What you have to do. Reproduce verbatim every line from the one that includes "What's the underlying" to the closing line of the entries; omit everything before it.

Records provided.
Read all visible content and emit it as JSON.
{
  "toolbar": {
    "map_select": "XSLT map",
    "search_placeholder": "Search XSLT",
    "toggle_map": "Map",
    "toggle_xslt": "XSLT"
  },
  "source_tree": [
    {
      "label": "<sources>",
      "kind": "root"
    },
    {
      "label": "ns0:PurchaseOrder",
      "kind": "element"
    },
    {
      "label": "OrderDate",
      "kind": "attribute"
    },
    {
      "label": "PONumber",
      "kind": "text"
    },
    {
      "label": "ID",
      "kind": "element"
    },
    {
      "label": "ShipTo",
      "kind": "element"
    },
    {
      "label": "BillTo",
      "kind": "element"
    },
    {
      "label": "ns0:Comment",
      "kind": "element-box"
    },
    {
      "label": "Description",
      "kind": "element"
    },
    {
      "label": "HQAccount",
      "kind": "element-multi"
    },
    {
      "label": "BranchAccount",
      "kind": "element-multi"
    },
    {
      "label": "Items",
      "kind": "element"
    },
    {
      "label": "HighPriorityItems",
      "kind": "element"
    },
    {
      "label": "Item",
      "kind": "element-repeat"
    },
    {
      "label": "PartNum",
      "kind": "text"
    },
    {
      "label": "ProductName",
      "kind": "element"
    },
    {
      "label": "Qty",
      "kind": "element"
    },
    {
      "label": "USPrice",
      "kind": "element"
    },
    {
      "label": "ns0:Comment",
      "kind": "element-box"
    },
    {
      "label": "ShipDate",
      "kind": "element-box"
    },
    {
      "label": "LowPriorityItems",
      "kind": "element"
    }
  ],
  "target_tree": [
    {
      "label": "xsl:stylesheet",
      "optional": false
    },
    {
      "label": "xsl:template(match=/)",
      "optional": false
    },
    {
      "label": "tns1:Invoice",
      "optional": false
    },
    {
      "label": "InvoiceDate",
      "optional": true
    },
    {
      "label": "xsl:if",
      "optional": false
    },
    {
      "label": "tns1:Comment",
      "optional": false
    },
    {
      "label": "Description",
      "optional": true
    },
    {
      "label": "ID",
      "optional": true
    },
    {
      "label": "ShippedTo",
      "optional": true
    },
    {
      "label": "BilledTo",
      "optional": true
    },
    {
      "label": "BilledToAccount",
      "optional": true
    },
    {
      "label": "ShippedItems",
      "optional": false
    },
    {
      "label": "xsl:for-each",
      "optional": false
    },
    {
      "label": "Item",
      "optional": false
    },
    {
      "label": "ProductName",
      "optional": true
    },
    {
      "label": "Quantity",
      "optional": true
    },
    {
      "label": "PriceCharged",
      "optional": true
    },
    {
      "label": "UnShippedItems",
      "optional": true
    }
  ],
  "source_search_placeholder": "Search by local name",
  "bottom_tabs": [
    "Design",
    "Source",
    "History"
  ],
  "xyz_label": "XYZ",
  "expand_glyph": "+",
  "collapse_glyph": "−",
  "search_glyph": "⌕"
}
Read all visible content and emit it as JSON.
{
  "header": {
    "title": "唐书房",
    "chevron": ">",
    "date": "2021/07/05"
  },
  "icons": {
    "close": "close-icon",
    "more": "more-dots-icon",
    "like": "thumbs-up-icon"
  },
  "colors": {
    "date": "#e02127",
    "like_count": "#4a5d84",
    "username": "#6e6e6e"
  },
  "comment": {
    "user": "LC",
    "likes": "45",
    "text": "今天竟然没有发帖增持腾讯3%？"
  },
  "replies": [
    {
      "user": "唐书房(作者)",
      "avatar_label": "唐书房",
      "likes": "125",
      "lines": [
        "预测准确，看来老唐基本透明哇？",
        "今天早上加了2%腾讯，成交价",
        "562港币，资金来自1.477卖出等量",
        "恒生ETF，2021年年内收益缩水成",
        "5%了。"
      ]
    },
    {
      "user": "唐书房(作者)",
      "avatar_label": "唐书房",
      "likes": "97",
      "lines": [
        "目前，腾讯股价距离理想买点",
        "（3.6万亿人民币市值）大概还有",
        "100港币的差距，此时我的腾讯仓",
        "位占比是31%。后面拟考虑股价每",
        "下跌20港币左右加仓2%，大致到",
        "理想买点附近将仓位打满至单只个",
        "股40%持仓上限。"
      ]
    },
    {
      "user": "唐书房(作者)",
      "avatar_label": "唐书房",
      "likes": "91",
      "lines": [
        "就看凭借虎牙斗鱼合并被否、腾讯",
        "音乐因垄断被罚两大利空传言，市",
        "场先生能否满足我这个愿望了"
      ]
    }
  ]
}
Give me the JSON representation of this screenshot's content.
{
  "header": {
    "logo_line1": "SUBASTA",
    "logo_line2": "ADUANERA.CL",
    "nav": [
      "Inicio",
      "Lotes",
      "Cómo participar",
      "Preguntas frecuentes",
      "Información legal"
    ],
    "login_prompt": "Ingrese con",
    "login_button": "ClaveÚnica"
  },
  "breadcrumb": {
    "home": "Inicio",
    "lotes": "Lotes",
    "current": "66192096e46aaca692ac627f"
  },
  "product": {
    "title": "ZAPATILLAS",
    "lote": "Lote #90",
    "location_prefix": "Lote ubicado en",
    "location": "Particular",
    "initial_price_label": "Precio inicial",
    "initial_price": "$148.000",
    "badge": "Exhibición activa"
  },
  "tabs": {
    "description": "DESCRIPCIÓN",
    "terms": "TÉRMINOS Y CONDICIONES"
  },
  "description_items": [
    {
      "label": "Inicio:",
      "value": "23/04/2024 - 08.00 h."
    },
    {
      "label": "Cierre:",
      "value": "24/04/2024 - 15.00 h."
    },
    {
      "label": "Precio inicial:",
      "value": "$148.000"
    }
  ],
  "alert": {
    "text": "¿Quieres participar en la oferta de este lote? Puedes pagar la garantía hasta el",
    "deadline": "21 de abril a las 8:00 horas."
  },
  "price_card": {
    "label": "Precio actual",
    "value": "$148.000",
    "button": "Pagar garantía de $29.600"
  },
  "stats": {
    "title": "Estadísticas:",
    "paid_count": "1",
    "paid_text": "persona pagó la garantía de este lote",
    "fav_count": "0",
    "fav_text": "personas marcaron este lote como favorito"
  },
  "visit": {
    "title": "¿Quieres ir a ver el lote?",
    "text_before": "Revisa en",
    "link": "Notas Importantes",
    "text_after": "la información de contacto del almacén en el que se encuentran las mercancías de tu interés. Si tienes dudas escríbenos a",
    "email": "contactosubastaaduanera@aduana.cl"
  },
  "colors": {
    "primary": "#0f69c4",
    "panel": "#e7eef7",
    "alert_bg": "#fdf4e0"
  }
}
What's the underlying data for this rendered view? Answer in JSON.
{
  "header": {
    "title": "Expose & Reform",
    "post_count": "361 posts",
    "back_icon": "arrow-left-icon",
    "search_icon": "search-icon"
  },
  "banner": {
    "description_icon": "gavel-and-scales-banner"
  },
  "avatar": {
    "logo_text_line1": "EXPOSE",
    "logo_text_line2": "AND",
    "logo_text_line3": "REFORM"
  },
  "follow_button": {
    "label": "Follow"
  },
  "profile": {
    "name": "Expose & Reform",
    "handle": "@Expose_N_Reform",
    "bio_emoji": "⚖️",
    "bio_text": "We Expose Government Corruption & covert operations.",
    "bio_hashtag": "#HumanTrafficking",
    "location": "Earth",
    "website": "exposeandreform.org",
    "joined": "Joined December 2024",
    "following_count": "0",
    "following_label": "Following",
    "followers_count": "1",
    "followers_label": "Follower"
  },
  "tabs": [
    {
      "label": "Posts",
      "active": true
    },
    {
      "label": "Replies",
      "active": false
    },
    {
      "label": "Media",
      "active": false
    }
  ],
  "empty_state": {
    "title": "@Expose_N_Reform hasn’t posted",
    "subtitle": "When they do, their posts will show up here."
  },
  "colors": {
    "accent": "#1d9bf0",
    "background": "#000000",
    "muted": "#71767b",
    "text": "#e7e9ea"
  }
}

Written answer.
What's the underlying data for this rendered view? Answer in JSON.
{
  "header": {
    "title": "Expose & Reform",
    "post_count": "361 posts",
    "back_icon": "arrow-left-icon",
    "search_icon": "search-icon"
  },
  "banner": {
    "description_icon": "gavel-and-scales-banner"
  },
  "avatar": {
    "logo_text_line1": "EXPOSE",
    "logo_text_line2": "AND",
    "logo_text_line3": "REFORM"
  },
  "follow_button": {
    "label": "Follow"
  },
  "profile": {
    "name": "Expose & Reform",
    "handle": "@Expose_N_Reform",
    "bio_emoji": "⚖️",
    "bio_text": "We Expose Government Corruption & covert operations.",
    "bio_hashtag": "#HumanTrafficking",
    "location": "Earth",
    "website": "exposeandreform.org",
    "joined": "Joined December 2024",
    "following_count": "0",
    "following_label": "Following",
    "followers_count": "1",
    "followers_label": "Follower"
  },
  "tabs": [
    {
      "label": "Posts",
      "active": true
    },
    {
      "label": "Replies",
      "active": false
    },
    {
      "label": "Media",
      "active": false
    }
  ],
  "empty_state": {
    "title": "@Expose_N_Reform hasn’t posted",
    "subtitle": "When they do, their posts will show up here."
  },
  "colors": {
    "accent": "#1d9bf0",
    "background": "#000000",
    "muted": "#71767b",
    "text": "#e7e9ea"
  }
}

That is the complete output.